    Transition Overlap Options

    Global Variables

    X X Radius - radius of curve
    X X Speed - design speed
    X X X InitialCrossSlope - normal crown cross slope
    X X NRotatedLanes - the number of lanes rotated from the pivot
    X X PivotType - 0 - Crown, 1 - Inside, 2 - Outside, 3 - Left, 4 - Right, 5 - Divided Inside
    X X WidthLane - Average lane width
    X MaxE
    X TransitionLength - calculated transition length value
    X SpiralExists - "true" if spiral exists, otherwise false
    X StartOfSpiral - station of spiral start
    X SpiralLength - length of spiral
    X StartOfArc - station of arc(curve)start
    X NCRadius - radius at which E rate calculation is normal drown slope (maximum radius)
    X RunoutStation - calculated start of transition
    X RunoffStation - calculated zero cross slope location
    X ReverseCrownStation - calculated reverse crown station
    X FullSuperStation - calculated location of full super
    X OutLength - transition length exiting first curve
    X OutFullSuper - first curve full super station
    X OutRunoffStation - first curve zero cross slope location
    X OutRunoutStation - first curve normal crown location
    X InLength - transition length entering second curve
    X InRunoutStation -second curve normal crown location
    X InRunoffStation - second curve zero cross slope location
    X InFullSuperStation - second curve full super station
    X Curve1StartOfArc
    X Curve1EndOfArc
    X Curve1EndOfSpiral - "False" value indicates no spiral
    X Curve1FullSuperStation
    X Curve1ReverseCrownStation
    X Curve1ZeroCrossSlopeStation
    X Curve1NormalCrownStation
    X Curve1MaxE
    X Curve2StartOfArc
    X Curve2EndOfArc
    X Curve2StartOfSpiral - "False" value indicates no spiral
    X Curve2FullSuperStation
    X Curve2ReverseCrownStation
    X Curve2ZeroCrossSlopeStation
    X Curve2NormalCrownStation
    X Curve2MaxE

    When writing equations, a variety of math functions, operators, and logical expressions can be used.

    • Math Operators: +, -, /, *, ^ - power operator, %
    • Math Functions: ABS, ACOS, ASIN, ATAN, CEILING, COS, COSH, FLOOR, LOOKUP, LOG, LOG10, MAX, MIN, MOD, ROUND, SIGN, SIN, SINH, SQRT, TAN, TANH, TRUNCATE.
    • Logical Operators: IF, AND, OR, NOT.
    • Conditional Operators: <, <=, =, ==, >=, >, <>.

      Take care when working directly in the XML file because "<" and ">" are special characters and must be written as "&lt;" and "&gt;" in raw xml.
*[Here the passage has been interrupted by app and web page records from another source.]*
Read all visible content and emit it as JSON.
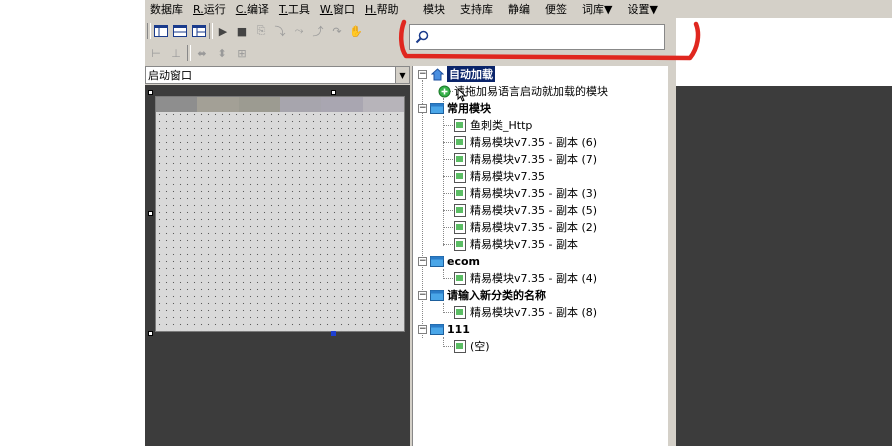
{
  "menu": {
    "items": [
      {
        "key": "",
        "label": "数据库"
      },
      {
        "key": "R.",
        "label": "运行"
      },
      {
        "key": "C.",
        "label": "编译"
      },
      {
        "key": "T.",
        "label": "工具"
      },
      {
        "key": "W.",
        "label": "窗口"
      },
      {
        "key": "H.",
        "label": "帮助"
      }
    ],
    "right_items": [
      "模块",
      "支持库",
      "静编",
      "便签",
      "词库▼",
      "设置▼"
    ]
  },
  "search": {
    "value": "",
    "placeholder": ""
  },
  "window_combo": {
    "value": "启动窗口"
  },
  "colors": {
    "highlight_ring": "#e0271f",
    "selection": "#0a246a"
  },
  "tree": {
    "groups": [
      {
        "label": "自动加载",
        "children": [
          "请拖加易语言启动就加载的模块"
        ]
      },
      {
        "label": "常用模块",
        "children": [
          "鱼刺类_Http",
          "精易模块v7.35 - 副本 (6)",
          "精易模块v7.35 - 副本 (7)",
          "精易模块v7.35",
          "精易模块v7.35 - 副本 (3)",
          "精易模块v7.35 - 副本 (5)",
          "精易模块v7.35 - 副本 (2)",
          "精易模块v7.35 - 副本"
        ]
      },
      {
        "label": "ecom",
        "children": [
          "精易模块v7.35 - 副本 (4)"
        ]
      },
      {
        "label": "请输入新分类的名称",
        "children": [
          "精易模块v7.35 - 副本 (8)"
        ]
      },
      {
        "label": "111",
        "children": [
          "(空)"
        ]
      }
    ]
  }
}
When writing equations through the dialog it will do the conversion for you.

    • Values: FALSE, INFINITY, PI, TRUE.
    • Logical Expressions: IF(logical expression)? execute if true : execute if false For example: equation="if(altDel == 0.0 and AltSuper == 0.0) ? Delta : altDel" Logical expressions can also be nested, so another IF statement can be inside the true and/or false execution statement.
  • Example Equations

    This section includes a variety of equations that demonstrate proper formatting.
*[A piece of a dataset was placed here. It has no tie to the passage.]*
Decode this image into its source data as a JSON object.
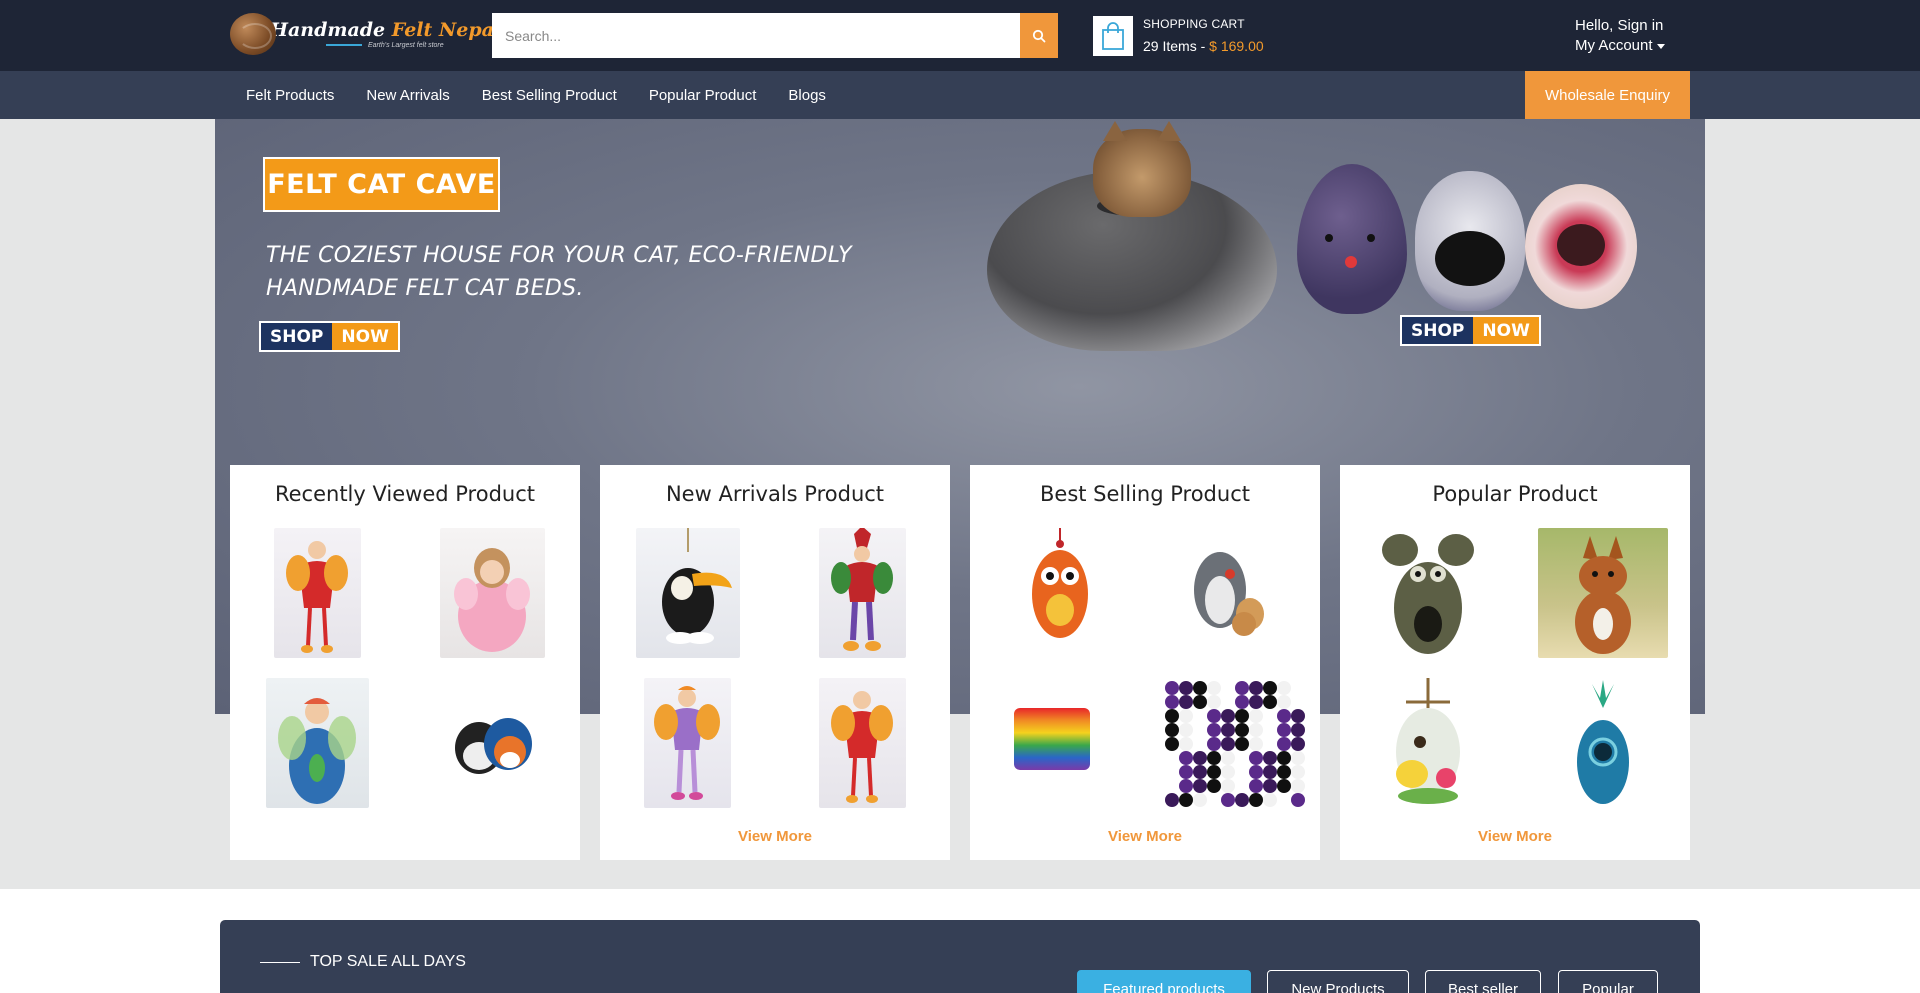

    • This example shows some nested mathematical expressions. (frictionFactor - hPI) / (5729.58*((1/MinRadius) - (1/rPI)))
    • This example shows a simple use of an IF statement. if(R < MinRadius ? MaxERate : if(R >= NCRadius ? InitialCrossSlope : (EFD - F)))
    • This example shows a more complex nested IF statement where a variable named LaneWidthIndex is set by the user as a Runtime Variable is evaluated to determine which transition length lookup table will be used. if(LaneWidthIndex == 1) ? LengthAt45mWidth : (if(LaneWidthIndex == 2) ? LengthAt5mWidth : (if(LaneWidthIndex == 3) ? LengthAt55mWidth : (if(LaneWidthIndex == 4) ? LengthAt6mWidth : (if(LaneWidthIndex == 5) ? LengthAt65mWidth : (if(LaneWidthIndex == 6) ? LengthAt7mWidth : (if(LaneWidthIndex == 7) ? LengthAt75mWidth : (if(LaneWidthIndex == 8) ? LengthAt8mWidth : (if(LaneWidthIndex == 9) ? LengthAt85mWidth : (if(LaneWidthIndex == 10) ? LengthAt9mWidth : (if(LaneWidthIndex == 11) ? LengthAt95mWidth : (if(LaneWidthIndex == 12) ? LengthAt10mWidth : (if(LaneWidthIndex == 13) ? LengthAt12mWidth : 0))))))))))))
    • This example shows rounding a value to the nearest integer. The Round function has two parameters, the first is the value or variable to be rounded and the second is the number of decimals to round to (0=integer such as 3, 1=tenth such as 3.4, 2=hundredth such as 3.47). For example, Round(WidthLane, 0) will round the value in the WidthLane variable to the nearest integer.